"""

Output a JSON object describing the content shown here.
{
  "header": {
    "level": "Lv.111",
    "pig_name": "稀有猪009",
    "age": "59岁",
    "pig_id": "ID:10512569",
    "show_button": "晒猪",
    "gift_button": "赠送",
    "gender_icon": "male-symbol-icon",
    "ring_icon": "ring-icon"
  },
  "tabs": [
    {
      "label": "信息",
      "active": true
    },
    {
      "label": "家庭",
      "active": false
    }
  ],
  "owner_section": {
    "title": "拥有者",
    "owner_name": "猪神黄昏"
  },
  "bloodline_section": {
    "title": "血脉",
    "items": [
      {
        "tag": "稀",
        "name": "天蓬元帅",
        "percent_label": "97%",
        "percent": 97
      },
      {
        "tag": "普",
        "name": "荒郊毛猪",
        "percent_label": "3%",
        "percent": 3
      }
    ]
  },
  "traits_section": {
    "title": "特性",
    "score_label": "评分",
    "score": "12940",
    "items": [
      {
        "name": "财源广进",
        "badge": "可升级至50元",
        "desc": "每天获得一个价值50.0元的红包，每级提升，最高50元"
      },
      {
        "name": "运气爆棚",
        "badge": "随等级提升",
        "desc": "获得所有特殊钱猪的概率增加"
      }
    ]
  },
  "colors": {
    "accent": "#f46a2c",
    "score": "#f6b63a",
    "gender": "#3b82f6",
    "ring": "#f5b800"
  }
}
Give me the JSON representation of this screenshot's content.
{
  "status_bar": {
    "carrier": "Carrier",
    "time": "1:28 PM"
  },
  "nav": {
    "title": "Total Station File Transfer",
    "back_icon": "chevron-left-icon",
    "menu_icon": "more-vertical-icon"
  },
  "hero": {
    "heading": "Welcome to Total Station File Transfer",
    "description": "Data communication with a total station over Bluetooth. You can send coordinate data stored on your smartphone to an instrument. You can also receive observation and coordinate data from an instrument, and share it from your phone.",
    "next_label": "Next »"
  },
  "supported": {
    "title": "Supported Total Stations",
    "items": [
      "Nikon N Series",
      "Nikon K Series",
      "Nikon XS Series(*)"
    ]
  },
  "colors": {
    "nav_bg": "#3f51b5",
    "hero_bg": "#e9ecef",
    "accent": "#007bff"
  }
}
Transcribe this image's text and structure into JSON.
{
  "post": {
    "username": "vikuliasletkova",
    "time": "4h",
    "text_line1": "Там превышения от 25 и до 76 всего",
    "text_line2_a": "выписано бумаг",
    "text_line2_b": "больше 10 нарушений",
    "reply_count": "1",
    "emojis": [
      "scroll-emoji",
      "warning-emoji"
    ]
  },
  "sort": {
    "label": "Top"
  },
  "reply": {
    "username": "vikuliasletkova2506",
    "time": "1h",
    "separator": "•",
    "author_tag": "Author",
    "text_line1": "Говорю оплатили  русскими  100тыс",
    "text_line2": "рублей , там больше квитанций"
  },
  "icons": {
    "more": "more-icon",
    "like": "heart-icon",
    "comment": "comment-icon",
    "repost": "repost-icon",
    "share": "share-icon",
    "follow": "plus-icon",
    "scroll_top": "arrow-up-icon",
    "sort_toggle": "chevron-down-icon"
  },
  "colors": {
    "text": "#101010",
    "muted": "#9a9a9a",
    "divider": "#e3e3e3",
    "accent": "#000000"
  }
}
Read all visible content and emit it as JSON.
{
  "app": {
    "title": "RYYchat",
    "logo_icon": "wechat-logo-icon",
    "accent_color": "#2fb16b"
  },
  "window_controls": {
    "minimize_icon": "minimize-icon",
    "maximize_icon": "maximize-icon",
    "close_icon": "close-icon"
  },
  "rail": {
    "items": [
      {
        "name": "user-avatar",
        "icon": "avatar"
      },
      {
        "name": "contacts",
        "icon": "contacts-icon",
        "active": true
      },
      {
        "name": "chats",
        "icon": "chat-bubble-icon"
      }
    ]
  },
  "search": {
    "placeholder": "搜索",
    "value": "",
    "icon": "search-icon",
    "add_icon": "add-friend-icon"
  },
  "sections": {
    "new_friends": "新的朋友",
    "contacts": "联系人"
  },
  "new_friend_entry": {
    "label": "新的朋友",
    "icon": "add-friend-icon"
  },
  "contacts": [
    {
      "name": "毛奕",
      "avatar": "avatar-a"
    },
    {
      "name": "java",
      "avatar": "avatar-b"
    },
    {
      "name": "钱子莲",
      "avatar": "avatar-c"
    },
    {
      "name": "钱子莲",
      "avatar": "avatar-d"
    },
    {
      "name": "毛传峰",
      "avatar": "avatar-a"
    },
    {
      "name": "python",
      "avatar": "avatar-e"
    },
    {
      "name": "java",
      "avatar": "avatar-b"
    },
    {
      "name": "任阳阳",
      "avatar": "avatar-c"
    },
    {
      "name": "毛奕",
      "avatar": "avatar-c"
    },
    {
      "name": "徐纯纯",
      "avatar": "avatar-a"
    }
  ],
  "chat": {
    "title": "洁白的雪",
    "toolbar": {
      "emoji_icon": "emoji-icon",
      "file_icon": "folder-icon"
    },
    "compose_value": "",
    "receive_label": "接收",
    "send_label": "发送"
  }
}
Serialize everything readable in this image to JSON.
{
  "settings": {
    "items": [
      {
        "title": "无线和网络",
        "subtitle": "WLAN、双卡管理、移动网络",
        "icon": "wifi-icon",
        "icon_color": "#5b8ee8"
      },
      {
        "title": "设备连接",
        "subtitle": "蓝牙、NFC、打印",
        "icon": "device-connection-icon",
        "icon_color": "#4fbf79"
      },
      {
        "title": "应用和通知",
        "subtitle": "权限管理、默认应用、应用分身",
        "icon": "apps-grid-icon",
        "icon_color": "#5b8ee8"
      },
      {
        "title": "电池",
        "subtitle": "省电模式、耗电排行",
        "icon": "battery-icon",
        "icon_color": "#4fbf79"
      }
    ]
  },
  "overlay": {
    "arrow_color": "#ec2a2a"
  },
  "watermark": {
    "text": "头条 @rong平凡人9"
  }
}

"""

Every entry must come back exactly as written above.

Output a JSON object describing the content shown here.
{
  "header": {
    "level": "Lv.111",
    "pig_name": "稀有猪009",
    "age": "59岁",
    "pig_id": "ID:10512569",
    "show_button": "晒猪",
    "gift_button": "赠送",
    "gender_icon": "male-symbol-icon",
    "ring_icon": "ring-icon"
  },
  "tabs": [
    {
      "label": "信息",
      "active": true
    },
    {
      "label": "家庭",
      "active": false
    }
  ],
  "owner_section": {
    "title": "拥有者",
    "owner_name": "猪神黄昏"
  },
  "bloodline_section": {
    "title": "血脉",
    "items": [
      {
        "tag": "稀",
        "name": "天蓬元帅",
        "percent_label": "97%",
        "percent": 97
      },
      {
        "tag": "普",
        "name": "荒郊毛猪",
        "percent_label": "3%",
        "percent": 3
      }
    ]
  },
  "traits_section": {
    "title": "特性",
    "score_label": "评分",
    "score": "12940",
    "items": [
      {
        "name": "财源广进",
        "badge": "可升级至50元",
        "desc": "每天获得一个价值50.0元的红包，每级提升，最高50元"
      },
      {
        "name": "运气爆棚",
        "badge": "随等级提升",
        "desc": "获得所有特殊钱猪的概率增加"
      }
    ]
  },
  "colors": {
    "accent": "#f46a2c",
    "score": "#f6b63a",
    "gender": "#3b82f6",
    "ring": "#f5b800"
  }
}
Give me the JSON representation of this screenshot's content.
{
  "status_bar": {
    "carrier": "Carrier",
    "time": "1:28 PM"
  },
  "nav": {
    "title": "Total Station File Transfer",
    "back_icon": "chevron-left-icon",
    "menu_icon": "more-vertical-icon"
  },
  "hero": {
    "heading": "Welcome to Total Station File Transfer",
    "description": "Data communication with a total station over Bluetooth. You can send coordinate data stored on your smartphone to an instrument. You can also receive observation and coordinate data from an instrument, and share it from your phone.",
    "next_label": "Next »"
  },
  "supported": {
    "title": "Supported Total Stations",
    "items": [
      "Nikon N Series",
      "Nikon K Series",
      "Nikon XS Series(*)"
    ]
  },
  "colors": {
    "nav_bg": "#3f51b5",
    "hero_bg": "#e9ecef",
    "accent": "#007bff"
  }
}
Transcribe this image's text and structure into JSON.
{
  "post": {
    "username": "vikuliasletkova",
    "time": "4h",
    "text_line1": "Там превышения от 25 и до 76 всего",
    "text_line2_a": "выписано бумаг",
    "text_line2_b": "больше 10 нарушений",
    "reply_count": "1",
    "emojis": [
      "scroll-emoji",
      "warning-emoji"
    ]
  },
  "sort": {
    "label": "Top"
  },
  "reply": {
    "username": "vikuliasletkova2506",
    "time": "1h",
    "separator": "•",
    "author_tag": "Author",
    "text_line1": "Говорю оплатили  русскими  100тыс",
    "text_line2": "рублей , там больше квитанций"
  },
  "icons": {
    "more": "more-icon",
    "like": "heart-icon",
    "comment": "comment-icon",
    "repost": "repost-icon",
    "share": "share-icon",
    "follow": "plus-icon",
    "scroll_top": "arrow-up-icon",
    "sort_toggle": "chevron-down-icon"
  },
  "colors": {
    "text": "#101010",
    "muted": "#9a9a9a",
    "divider": "#e3e3e3",
    "accent": "#000000"
  }
}
Read all visible content and emit it as JSON.
{
  "app": {
    "title": "RYYchat",
    "logo_icon": "wechat-logo-icon",
    "accent_color": "#2fb16b"
  },
  "window_controls": {
    "minimize_icon": "minimize-icon",
    "maximize_icon": "maximize-icon",
    "close_icon": "close-icon"
  },
  "rail": {
    "items": [
      {
        "name": "user-avatar",
        "icon": "avatar"
      },
      {
        "name": "contacts",
        "icon": "contacts-icon",
        "active": true
      },
      {
        "name": "chats",
        "icon": "chat-bubble-icon"
      }
    ]
  },
  "search": {
    "placeholder": "搜索",
    "value": "",
    "icon": "search-icon",
    "add_icon": "add-friend-icon"
  },
  "sections": {
    "new_friends": "新的朋友",
    "contacts": "联系人"
  },
  "new_friend_entry": {
    "label": "新的朋友",
    "icon": "add-friend-icon"
  },
  "contacts": [
    {
      "name": "毛奕",
      "avatar": "avatar-a"
    },
    {
      "name": "java",
      "avatar": "avatar-b"
    },
    {
      "name": "钱子莲",
      "avatar": "avatar-c"
    },
    {
      "name": "钱子莲",
      "avatar": "avatar-d"
    },
    {
      "name": "毛传峰",
      "avatar": "avatar-a"
    },
    {
      "name": "python",
      "avatar": "avatar-e"
    },
    {
      "name": "java",
      "avatar": "avatar-b"
    },
    {
      "name": "任阳阳",
      "avatar": "avatar-c"
    },
    {
      "name": "毛奕",
      "avatar": "avatar-c"
    },
    {
      "name": "徐纯纯",
      "avatar": "avatar-a"
    }
  ],
  "chat": {
    "title": "洁白的雪",
    "toolbar": {
      "emoji_icon": "emoji-icon",
      "file_icon": "folder-icon"
    },
    "compose_value": "",
    "receive_label": "接收",
    "send_label": "发送"
  }
}
Serialize everything readable in this image to JSON.
{
  "settings": {
    "items": [
      {
        "title": "无线和网络",
        "subtitle": "WLAN、双卡管理、移动网络",
        "icon": "wifi-icon",
        "icon_color": "#5b8ee8"
      },
      {
        "title": "设备连接",
        "subtitle": "蓝牙、NFC、打印",
        "icon": "device-connection-icon",
        "icon_color": "#4fbf79"
      },
      {
        "title": "应用和通知",
        "subtitle": "权限管理、默认应用、应用分身",
        "icon": "apps-grid-icon",
        "icon_color": "#5b8ee8"
      },
      {
        "title": "电池",
        "subtitle": "省电模式、耗电排行",
        "icon": "battery-icon",
        "icon_color": "#4fbf79"
      }
    ]
  },
  "overlay": {
    "arrow_color": "#ec2a2a"
  },
  "watermark": {
    "text": "头条 @rong平凡人9"
  }
}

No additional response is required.